Picture a builder or a roofer; imagine them with their hard hats and steel toe-capped boots. Did you imagine a man or a woman? Women currently represent just 11% of the construction industry in the UK and only 2% of these women are on site working in manual labour jobs.
Marta de Sousa, founder of Lux Reality, is a property developer working in construction. She is no stranger to building sites and her DIY dexterity makes her a dab hand with power tools. However, she is one of the very few women in the construction industry leading an international property development company and working alongside her team on site. “It is a very male-dominated world in all areas of the business from suppliers, to builders and engineers. I’m always the only woman on site and I rarely come across women trades people,” says de Sousa. She believes that gender plays a big role in how people are perceived and treated. Gaining respect and being recognised for one’s abilities as opposed to gender often takes time and de Sousa has been subject to catcalls as well as several attempts by tradesmen and suppliers to undermine her expertise and overcharge her. “What is frustrating is the feeling that I have to go the extra mile more than a man every time to prove that I know what I am talking about. The way I combat this gender stereotyping is by asserting myself on site and demonstrating my knowledge to anyone I employ,” she adds. Her struggles to gain respect from male counterparts despite her profound knowledge, show that perceptions of women in stereotypically male industries need to change. Women have landed jobs because they are capable, not to fill quotas.
According to Kate Lester, founder of Diamond Logistics, the logistics industry is finally changing for women. She proved herself in a highly male-dominated industry and has helped to shift the gender dynamic by creating one of the biggest logistics franchises in the UK. She started her career in logistics when she was 20 and was the only girl in a very male office and admits that it’s always been quite rough and tumble. The logistics industry attracts males as many of the proprietors and drivers are male and Lester has been subject to sexism in the past. “I’ve had my arse slapped in the office before; obviously that particular sub-contractor didn’t stay with us for very long. You repeatedly get people saying, ‘can I speak to the governor?’ and I say: ‘well, you are’.” However, those days are behind Lester – the industry is changing, she says. Half of her team at Diamond are female and Lester runs a very balanced office. She has also always demanded that everybody treats each other with the respect they deserve. “I’ve always found my sex to be a very positive attribute because I genuinely believe that I run my business and my office very differently, it’s a very collaborative way or working and it’s very team driven.” Lester’s own business ethos could be adopted by other industries to encourage more women into roles.

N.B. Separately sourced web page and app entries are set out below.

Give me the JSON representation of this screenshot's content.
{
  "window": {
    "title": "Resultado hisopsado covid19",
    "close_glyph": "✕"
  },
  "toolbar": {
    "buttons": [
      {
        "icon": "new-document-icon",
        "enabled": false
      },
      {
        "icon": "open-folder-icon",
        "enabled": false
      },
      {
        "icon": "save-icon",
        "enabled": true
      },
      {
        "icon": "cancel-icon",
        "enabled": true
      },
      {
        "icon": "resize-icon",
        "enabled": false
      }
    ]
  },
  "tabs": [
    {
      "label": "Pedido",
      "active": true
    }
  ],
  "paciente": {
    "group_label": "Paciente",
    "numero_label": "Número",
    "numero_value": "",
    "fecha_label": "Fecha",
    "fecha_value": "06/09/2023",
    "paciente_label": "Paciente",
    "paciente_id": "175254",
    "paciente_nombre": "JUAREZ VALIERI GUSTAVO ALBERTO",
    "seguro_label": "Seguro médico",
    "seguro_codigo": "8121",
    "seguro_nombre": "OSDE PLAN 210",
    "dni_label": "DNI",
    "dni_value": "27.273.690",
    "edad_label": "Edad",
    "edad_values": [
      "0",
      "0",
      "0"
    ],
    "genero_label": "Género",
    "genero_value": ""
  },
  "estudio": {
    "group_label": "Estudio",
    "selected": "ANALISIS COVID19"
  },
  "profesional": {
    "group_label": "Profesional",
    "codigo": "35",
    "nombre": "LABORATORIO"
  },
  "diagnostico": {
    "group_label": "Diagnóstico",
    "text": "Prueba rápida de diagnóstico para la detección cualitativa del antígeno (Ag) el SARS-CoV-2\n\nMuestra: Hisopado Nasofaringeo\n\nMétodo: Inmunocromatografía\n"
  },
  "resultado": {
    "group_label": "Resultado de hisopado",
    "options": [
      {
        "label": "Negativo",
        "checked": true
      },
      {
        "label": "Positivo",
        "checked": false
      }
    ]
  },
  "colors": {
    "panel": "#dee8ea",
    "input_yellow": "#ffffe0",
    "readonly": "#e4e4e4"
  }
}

Industries are fundamentally changing for women. These women have proven that gender was no obstacle in them achieving success. Dubé, Chen and Lester all agree that being a female in predominately male workplaces made them stand out. Lester elaborates: “It’s a positive attribute because if anything it makes you slightly different; we are all trying to differentiate ourselves in this marketplace and if our gender does assist, then that’s beneficial.”
Whilst Davies’ board target will help to encourage more women to pursue senior positions, different approaches are required for each industry to promote women on talent rather than a number agenda. Schools need to do more to educate girls they can excel in STEM subjects and that they can pursue any career that they want to. Businesses need to address the needs of women avoiding male dominated industries and cater their recruitment approaches accordingly.